“There are differences between acrylic, PET, and PVC,” he reports. “They shrink differently, perform differently, and remove differently.”
Applications Worth Noticing
No one entering the window graphics market should be concerned their creativity will be hampered by lack of material choices. Today’s array of window films is wider and more varied than ever before, experts say.
One notable example is perforated window film used in combination with building wraps, Yard says. “They use a product like RoughRAP that’s designed for rough brick and concrete block, as well as a perforated window film to provide a continuous image that moves across both the windows and the structural walls of the building,” he explains. “It‘s often seen on a high-rise or, for instance, a five-story hotel or hospital. We‘ve had it in different climates and applications.”
Privacy films for office settings are another increasingly popular choice, Yard says. “This is used indoors, and it’s in a lot of conference rooms or office fronts that include glass windows. Instead of putting blinds or shades on that front window, privacy film will be installed to provide some opacity so interior occupants enjoy natural light, without allowing outsiders to see in.”
Attention-getting looks can be achieved with some of the newer window films, Roba says. An example? By screen printing on Avery SF 100 Ultra Clear, one shop created custom gem tone colors like rich rubies, emeralds, and sapphires to decorate the window of an upscale clothing store.
Another look is that of etched glass. “One of our most successful campaigns was the use of an etched glass film on 7-Eleven storefronts,” Roba says, referring to Avery 900 Supercast Window Film Etchmark.
“It was the store brand promotion, to create a privacy screen to cover the backs of magazine racks [positioned in the front of the store with their backs toward the parking lot]. It was both a functional and decorative application.”
Privacy is often sought by business and professional offices, such as dentists’ offices, he adds. One of Avery Dennison’s customers printed on opaque vinyl as well as perforated window film. The opaque vinyl created privacy, while the window film allowed for safety and security in the doorway.
MPI digitally printed calendered film was used to achieve privacy, while MPI perforated window film was used for safety on the doors.
Durabilty and special effects are two benefits of a new 3M Commercial Graphics product, an optically clear cast film called 3M Scotchcal Clear View Graphic Film IJ8150. “When you apply it to the surface, you’re not going to end up with any hazing, and you will have an optically clear image on a long-term durable material,” Johnson says. “If you have the ability to print white ink, you have more flexibility to create special effects, like one-way vision, with one film.” These days, everything is being wrapped, and this particular film would go over the windows of wrapped buildings, Johnson says. “Because it’s cast, it would be very long lasting,” she adds. “This one has an expected service life of seven years, and might be used in branding or for architectural looks.”

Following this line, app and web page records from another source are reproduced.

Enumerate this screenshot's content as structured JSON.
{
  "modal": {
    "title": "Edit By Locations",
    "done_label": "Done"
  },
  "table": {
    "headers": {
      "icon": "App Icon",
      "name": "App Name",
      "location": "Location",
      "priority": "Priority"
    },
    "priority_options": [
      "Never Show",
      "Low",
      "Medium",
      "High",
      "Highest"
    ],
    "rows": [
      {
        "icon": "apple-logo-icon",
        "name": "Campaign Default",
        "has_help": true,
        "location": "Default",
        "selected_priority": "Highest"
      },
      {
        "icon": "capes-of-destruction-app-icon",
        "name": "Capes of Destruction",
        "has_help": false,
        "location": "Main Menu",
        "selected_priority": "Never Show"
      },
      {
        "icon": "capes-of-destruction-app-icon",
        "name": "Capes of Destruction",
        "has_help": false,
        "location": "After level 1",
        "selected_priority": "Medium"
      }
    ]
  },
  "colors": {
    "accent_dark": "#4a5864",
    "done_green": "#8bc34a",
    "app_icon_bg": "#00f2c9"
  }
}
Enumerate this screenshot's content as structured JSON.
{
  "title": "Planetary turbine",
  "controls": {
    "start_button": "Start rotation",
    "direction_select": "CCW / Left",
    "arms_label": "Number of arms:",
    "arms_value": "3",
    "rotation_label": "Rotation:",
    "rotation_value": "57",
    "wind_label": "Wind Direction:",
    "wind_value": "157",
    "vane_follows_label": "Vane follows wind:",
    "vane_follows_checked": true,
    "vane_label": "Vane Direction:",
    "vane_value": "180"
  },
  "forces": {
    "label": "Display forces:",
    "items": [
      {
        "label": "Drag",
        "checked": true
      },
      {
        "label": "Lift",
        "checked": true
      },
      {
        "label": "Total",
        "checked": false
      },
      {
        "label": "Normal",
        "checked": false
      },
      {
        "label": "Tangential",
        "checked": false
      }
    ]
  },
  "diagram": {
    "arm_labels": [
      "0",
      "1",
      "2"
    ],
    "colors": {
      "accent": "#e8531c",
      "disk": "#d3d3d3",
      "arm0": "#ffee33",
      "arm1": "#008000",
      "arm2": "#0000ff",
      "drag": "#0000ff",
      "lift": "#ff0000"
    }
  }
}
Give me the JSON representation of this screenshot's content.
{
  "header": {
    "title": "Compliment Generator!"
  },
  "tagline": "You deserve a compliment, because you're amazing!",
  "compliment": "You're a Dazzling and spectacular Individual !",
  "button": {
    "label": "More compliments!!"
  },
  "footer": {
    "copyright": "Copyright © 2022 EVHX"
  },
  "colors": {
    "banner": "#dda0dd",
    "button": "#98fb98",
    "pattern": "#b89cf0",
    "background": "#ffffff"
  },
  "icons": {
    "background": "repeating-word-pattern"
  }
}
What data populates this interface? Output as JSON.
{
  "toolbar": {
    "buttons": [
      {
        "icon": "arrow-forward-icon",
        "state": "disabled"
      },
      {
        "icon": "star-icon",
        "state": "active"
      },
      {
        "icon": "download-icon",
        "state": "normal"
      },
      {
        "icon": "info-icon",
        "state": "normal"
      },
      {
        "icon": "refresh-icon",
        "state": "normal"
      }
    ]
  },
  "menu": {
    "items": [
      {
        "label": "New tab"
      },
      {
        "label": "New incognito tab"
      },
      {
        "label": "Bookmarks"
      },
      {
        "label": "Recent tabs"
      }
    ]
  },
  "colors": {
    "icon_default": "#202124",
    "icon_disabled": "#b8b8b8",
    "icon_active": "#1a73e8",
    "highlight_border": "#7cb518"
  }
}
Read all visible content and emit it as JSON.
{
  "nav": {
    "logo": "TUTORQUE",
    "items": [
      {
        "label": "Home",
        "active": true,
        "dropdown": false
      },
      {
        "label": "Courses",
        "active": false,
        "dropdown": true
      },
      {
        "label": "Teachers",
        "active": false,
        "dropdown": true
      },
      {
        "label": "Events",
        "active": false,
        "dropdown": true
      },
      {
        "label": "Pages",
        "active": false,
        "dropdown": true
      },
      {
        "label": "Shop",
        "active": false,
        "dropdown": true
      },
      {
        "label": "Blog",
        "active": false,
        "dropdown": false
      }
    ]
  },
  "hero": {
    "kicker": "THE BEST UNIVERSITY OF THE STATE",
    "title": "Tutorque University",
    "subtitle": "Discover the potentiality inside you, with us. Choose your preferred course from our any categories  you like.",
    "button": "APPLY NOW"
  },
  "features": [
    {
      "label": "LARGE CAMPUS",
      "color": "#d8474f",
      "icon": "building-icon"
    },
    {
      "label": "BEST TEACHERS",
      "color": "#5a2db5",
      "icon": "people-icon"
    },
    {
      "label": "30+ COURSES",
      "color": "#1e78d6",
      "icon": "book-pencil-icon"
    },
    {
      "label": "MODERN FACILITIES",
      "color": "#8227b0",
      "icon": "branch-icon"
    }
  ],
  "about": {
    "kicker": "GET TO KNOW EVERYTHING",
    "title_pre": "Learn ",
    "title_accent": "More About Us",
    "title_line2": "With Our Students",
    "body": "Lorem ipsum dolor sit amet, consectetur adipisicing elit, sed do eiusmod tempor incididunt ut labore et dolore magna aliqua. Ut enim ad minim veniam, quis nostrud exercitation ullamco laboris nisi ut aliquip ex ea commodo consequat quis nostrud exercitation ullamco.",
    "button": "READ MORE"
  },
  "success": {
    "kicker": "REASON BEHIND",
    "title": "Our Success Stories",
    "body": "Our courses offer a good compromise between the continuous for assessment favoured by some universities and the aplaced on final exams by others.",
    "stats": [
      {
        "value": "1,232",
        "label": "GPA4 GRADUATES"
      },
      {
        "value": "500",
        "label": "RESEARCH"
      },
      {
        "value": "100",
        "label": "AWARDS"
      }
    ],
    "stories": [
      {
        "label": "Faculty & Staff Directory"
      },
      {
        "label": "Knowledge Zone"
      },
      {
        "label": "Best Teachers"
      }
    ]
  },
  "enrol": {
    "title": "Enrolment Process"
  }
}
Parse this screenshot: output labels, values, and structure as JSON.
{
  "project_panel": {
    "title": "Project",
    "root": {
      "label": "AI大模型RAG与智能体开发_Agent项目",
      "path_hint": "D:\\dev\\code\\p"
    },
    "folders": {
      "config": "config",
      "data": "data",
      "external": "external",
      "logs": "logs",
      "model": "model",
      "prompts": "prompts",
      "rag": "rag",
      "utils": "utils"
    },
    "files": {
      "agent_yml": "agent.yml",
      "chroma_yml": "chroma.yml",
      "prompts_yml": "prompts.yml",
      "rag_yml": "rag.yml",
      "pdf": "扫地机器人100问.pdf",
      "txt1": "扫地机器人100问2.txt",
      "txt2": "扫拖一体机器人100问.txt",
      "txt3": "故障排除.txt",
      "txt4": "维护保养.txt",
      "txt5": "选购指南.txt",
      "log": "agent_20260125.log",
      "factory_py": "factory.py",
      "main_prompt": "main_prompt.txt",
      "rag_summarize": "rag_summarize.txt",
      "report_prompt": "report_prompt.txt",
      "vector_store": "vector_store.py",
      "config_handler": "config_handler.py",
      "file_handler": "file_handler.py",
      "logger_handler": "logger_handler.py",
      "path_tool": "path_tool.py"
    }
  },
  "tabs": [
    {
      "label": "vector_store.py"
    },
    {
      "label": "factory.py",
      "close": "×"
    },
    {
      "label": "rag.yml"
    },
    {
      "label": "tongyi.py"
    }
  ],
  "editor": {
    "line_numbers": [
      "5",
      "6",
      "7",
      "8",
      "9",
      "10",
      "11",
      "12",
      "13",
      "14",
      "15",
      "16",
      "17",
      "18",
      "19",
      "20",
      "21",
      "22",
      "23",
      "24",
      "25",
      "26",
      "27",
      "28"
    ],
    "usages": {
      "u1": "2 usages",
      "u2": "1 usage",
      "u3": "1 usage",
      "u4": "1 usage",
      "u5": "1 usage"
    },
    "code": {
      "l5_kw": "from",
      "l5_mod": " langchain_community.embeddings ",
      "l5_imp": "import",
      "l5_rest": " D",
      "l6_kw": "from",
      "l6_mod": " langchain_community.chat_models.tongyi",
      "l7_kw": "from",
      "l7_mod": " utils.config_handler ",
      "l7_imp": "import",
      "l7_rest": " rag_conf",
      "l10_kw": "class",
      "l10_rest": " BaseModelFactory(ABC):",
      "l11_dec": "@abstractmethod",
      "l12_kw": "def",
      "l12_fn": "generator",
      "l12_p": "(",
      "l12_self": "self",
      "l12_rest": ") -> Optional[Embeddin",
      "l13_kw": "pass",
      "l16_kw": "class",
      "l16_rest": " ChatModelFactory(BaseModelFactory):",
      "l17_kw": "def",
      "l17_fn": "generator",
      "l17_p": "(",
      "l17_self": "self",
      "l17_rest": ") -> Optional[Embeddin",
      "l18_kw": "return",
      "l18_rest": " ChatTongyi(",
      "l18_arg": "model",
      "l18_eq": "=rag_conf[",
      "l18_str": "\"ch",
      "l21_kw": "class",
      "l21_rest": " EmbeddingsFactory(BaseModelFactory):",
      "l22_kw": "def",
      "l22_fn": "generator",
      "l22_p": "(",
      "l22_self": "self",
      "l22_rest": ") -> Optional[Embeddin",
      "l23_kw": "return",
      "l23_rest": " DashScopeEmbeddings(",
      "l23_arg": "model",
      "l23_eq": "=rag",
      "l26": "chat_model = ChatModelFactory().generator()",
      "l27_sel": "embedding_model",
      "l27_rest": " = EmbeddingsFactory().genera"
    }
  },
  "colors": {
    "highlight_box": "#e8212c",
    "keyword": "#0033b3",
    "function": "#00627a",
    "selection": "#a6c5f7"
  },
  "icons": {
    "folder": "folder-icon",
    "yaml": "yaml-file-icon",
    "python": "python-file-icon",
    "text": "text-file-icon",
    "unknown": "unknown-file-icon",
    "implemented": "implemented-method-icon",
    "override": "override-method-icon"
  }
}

Another film from 3M Commercial Graphics is not termed optimally clear, but is clear enough for promotional purposes, she says. That film is the 3M Changeable Window Graphic Film IJ61. The difference between this and the above film is that this one is designed for short-term window applications of about one year, and those in which users are more conscious of their budgets.
“These appear on stores, quick-serve restaurants, cafes, anywhere a short-term sale needs promotion,” she says.
Clear Focus has also been used to generate stunning results. Sonoma, CA-based Zipper Gifts owner Steven Saden contacted FASTSIGNS in San Rafael to help him and his partner Elizabeth Cashour dress up the facade of their wine country gift store. “Ryan Powell at FASTSIGNS showed Steven the Clear Focus window film display in his shop,” Bellah relates. “Steven knew immediately it was exactly what he wanted for his store.”